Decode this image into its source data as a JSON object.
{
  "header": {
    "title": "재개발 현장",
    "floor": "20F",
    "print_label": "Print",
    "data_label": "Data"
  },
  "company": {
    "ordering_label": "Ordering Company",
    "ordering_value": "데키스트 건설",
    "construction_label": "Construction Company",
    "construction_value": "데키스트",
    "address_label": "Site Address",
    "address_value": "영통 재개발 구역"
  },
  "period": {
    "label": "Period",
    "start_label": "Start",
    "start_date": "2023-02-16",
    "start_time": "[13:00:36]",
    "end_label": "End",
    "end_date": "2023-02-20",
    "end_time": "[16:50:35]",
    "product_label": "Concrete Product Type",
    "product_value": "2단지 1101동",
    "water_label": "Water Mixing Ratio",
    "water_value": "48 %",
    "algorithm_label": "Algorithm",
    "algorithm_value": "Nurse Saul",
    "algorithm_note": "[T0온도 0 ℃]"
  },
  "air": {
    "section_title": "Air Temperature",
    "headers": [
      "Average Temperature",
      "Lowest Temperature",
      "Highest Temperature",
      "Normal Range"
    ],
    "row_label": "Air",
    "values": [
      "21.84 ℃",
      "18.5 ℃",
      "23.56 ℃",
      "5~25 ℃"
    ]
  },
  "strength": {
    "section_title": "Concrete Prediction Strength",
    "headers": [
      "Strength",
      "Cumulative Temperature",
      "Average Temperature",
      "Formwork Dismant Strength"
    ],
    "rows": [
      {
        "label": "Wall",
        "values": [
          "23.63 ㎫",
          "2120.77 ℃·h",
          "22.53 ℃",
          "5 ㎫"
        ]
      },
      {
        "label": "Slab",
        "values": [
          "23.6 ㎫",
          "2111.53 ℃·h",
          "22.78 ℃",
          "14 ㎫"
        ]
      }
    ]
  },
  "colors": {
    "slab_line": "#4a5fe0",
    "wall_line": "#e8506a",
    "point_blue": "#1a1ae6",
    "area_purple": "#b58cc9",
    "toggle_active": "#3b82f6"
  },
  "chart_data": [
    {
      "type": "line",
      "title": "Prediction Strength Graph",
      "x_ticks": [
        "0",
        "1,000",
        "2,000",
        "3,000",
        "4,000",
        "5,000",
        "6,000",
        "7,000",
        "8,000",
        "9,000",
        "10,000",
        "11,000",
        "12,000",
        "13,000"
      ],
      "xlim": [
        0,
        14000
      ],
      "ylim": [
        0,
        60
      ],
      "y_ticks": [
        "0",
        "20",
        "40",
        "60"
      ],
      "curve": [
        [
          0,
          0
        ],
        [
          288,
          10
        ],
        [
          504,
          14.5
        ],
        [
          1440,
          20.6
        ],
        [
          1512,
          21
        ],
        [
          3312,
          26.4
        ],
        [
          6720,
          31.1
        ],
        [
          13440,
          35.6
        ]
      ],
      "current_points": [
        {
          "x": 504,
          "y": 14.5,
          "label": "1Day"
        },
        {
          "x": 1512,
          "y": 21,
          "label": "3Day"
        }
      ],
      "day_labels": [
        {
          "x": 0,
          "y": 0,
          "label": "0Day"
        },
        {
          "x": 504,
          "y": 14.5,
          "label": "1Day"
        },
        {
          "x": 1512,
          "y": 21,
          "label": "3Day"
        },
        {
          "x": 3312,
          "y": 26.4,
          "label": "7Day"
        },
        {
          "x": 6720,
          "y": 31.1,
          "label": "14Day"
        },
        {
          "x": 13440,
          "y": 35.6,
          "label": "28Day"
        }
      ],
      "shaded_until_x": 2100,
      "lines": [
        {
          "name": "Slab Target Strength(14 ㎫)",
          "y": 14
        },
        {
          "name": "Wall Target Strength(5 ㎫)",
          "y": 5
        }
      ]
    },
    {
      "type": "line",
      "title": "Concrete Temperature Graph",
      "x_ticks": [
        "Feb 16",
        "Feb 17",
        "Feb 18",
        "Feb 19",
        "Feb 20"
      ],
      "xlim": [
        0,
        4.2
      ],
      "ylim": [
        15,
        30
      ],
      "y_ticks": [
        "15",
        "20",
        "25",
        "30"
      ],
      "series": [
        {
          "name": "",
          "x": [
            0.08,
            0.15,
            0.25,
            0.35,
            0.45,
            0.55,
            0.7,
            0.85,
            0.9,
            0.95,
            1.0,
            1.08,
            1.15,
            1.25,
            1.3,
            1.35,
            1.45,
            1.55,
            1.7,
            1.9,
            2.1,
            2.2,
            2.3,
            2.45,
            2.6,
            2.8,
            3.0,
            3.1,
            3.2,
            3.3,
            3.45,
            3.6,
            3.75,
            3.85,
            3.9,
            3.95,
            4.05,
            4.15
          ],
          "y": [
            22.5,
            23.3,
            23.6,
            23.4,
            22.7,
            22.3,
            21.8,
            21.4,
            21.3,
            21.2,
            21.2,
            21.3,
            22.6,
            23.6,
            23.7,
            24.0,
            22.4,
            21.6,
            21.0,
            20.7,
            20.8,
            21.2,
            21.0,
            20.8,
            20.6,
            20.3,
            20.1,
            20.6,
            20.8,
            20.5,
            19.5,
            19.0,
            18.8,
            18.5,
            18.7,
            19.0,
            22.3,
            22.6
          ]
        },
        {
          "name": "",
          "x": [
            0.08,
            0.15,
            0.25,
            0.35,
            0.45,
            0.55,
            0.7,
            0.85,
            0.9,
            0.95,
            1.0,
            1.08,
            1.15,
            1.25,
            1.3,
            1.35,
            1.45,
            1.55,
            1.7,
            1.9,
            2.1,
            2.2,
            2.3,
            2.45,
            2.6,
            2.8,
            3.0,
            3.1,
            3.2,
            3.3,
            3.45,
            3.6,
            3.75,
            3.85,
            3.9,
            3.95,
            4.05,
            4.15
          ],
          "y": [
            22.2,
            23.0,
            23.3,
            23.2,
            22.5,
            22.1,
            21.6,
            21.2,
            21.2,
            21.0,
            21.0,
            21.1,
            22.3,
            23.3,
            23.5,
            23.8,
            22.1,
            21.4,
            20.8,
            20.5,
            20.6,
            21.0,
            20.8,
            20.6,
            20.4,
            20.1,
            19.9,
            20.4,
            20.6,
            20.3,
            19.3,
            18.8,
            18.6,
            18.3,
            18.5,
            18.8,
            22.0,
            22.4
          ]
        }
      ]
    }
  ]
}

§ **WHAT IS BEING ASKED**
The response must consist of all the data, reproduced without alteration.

§ **PROBLEM SOLUTION**
Decode this image into its source data as a JSON object.
{
  "header": {
    "title": "재개발 현장",
    "floor": "20F",
    "print_label": "Print",
    "data_label": "Data"
  },
  "company": {
    "ordering_label": "Ordering Company",
    "ordering_value": "데키스트 건설",
    "construction_label": "Construction Company",
    "construction_value": "데키스트",
    "address_label": "Site Address",
    "address_value": "영통 재개발 구역"
  },
  "period": {
    "label": "Period",
    "start_label": "Start",
    "start_date": "2023-02-16",
    "start_time": "[13:00:36]",
    "end_label": "End",
    "end_date": "2023-02-20",
    "end_time": "[16:50:35]",
    "product_label": "Concrete Product Type",
    "product_value": "2단지 1101동",
    "water_label": "Water Mixing Ratio",
    "water_value": "48 %",
    "algorithm_label": "Algorithm",
    "algorithm_value": "Nurse Saul",
    "algorithm_note": "[T0온도 0 ℃]"
  },
  "air": {
    "section_title": "Air Temperature",
    "headers": [
      "Average Temperature",
      "Lowest Temperature",
      "Highest Temperature",
      "Normal Range"
    ],
    "row_label": "Air",
    "values": [
      "21.84 ℃",
      "18.5 ℃",
      "23.56 ℃",
      "5~25 ℃"
    ]
  },
  "strength": {
    "section_title": "Concrete Prediction Strength",
    "headers": [
      "Strength",
      "Cumulative Temperature",
      "Average Temperature",
      "Formwork Dismant Strength"
    ],
    "rows": [
      {
        "label": "Wall",
        "values": [
          "23.63 ㎫",
          "2120.77 ℃·h",
          "22.53 ℃",
          "5 ㎫"
        ]
      },
      {
        "label": "Slab",
        "values": [
          "23.6 ㎫",
          "2111.53 ℃·h",
          "22.78 ℃",
          "14 ㎫"
        ]
      }
    ]
  },
  "colors": {
    "slab_line": "#4a5fe0",
    "wall_line": "#e8506a",
    "point_blue": "#1a1ae6",
    "area_purple": "#b58cc9",
    "toggle_active": "#3b82f6"
  },
  "chart_data": [
    {
      "type": "line",
      "title": "Prediction Strength Graph",
      "x_ticks": [
        "0",
        "1,000",
        "2,000",
        "3,000",
        "4,000",
        "5,000",
        "6,000",
        "7,000",
        "8,000",
        "9,000",
        "10,000",
        "11,000",
        "12,000",
        "13,000"
      ],
      "xlim": [
        0,
        14000
      ],
      "ylim": [
        0,
        60
      ],
      "y_ticks": [
        "0",
        "20",
        "40",
        "60"
      ],
      "curve": [
        [
          0,
          0
        ],
        [
          288,
          10
        ],
        [
          504,
          14.5
        ],
        [
          1440,
          20.6
        ],
        [
          1512,
          21
        ],
        [
          3312,
          26.4
        ],
        [
          6720,
          31.1
        ],
        [
          13440,
          35.6
        ]
      ],
      "current_points": [
        {
          "x": 504,
          "y": 14.5,
          "label": "1Day"
        },
        {
          "x": 1512,
          "y": 21,
          "label": "3Day"
        }
      ],
      "day_labels": [
        {
          "x": 0,
          "y": 0,
          "label": "0Day"
        },
        {
          "x": 504,
          "y": 14.5,
          "label": "1Day"
        },
        {
          "x": 1512,
          "y": 21,
          "label": "3Day"
        },
        {
          "x": 3312,
          "y": 26.4,
          "label": "7Day"
        },
        {
          "x": 6720,
          "y": 31.1,
          "label": "14Day"
        },
        {
          "x": 13440,
          "y": 35.6,
          "label": "28Day"
        }
      ],
      "shaded_until_x": 2100,
      "lines": [
        {
          "name": "Slab Target Strength(14 ㎫)",
          "y": 14
        },
        {
          "name": "Wall Target Strength(5 ㎫)",
          "y": 5
        }
      ]
    },
    {
      "type": "line",
      "title": "Concrete Temperature Graph",
      "x_ticks": [
        "Feb 16",
        "Feb 17",
        "Feb 18",
        "Feb 19",
        "Feb 20"
      ],
      "xlim": [
        0,
        4.2
      ],
      "ylim": [
        15,
        30
      ],
      "y_ticks": [
        "15",
        "20",
        "25",
        "30"
      ],
      "series": [
        {
          "name": "",
          "x": [
            0.08,
            0.15,
            0.25,
            0.35,
            0.45,
            0.55,
            0.7,
            0.85,
            0.9,
            0.95,
            1.0,
            1.08,
            1.15,
            1.25,
            1.3,
            1.35,
            1.45,
            1.55,
            1.7,
            1.9,
            2.1,
            2.2,
            2.3,
            2.45,
            2.6,
            2.8,
            3.0,
            3.1,
            3.2,
            3.3,
            3.45,
            3.6,
            3.75,
            3.85,
            3.9,
            3.95,
            4.05,
            4.15
          ],
          "y": [
            22.5,
            23.3,
            23.6,
            23.4,
            22.7,
            22.3,
            21.8,
            21.4,
            21.3,
            21.2,
            21.2,
            21.3,
            22.6,
            23.6,
            23.7,
            24.0,
            22.4,
            21.6,
            21.0,
            20.7,
            20.8,
            21.2,
            21.0,
            20.8,
            20.6,
            20.3,
            20.1,
            20.6,
            20.8,
            20.5,
            19.5,
            19.0,
            18.8,
            18.5,
            18.7,
            19.0,
            22.3,
            22.6
          ]
        },
        {
          "name": "",
          "x": [
            0.08,
            0.15,
            0.25,
            0.35,
            0.45,
            0.55,
            0.7,
            0.85,
            0.9,
            0.95,
            1.0,
            1.08,
            1.15,
            1.25,
            1.3,
            1.35,
            1.45,
            1.55,
            1.7,
            1.9,
            2.1,
            2.2,
            2.3,
            2.45,
            2.6,
            2.8,
            3.0,
            3.1,
            3.2,
            3.3,
            3.45,
            3.6,
            3.75,
            3.85,
            3.9,
            3.95,
            4.05,
            4.15
          ],
          "y": [
            22.2,
            23.0,
            23.3,
            23.2,
            22.5,
            22.1,
            21.6,
            21.2,
            21.2,
            21.0,
            21.0,
            21.1,
            22.3,
            23.3,
            23.5,
            23.8,
            22.1,
            21.4,
            20.8,
            20.5,
            20.6,
            21.0,
            20.8,
            20.6,
            20.4,
            20.1,
            19.9,
            20.4,
            20.6,
            20.3,
            19.3,
            18.8,
            18.6,
            18.3,
            18.5,
            18.8,
            22.0,
            22.4
          ]
        }
      ]
    }
  ]
}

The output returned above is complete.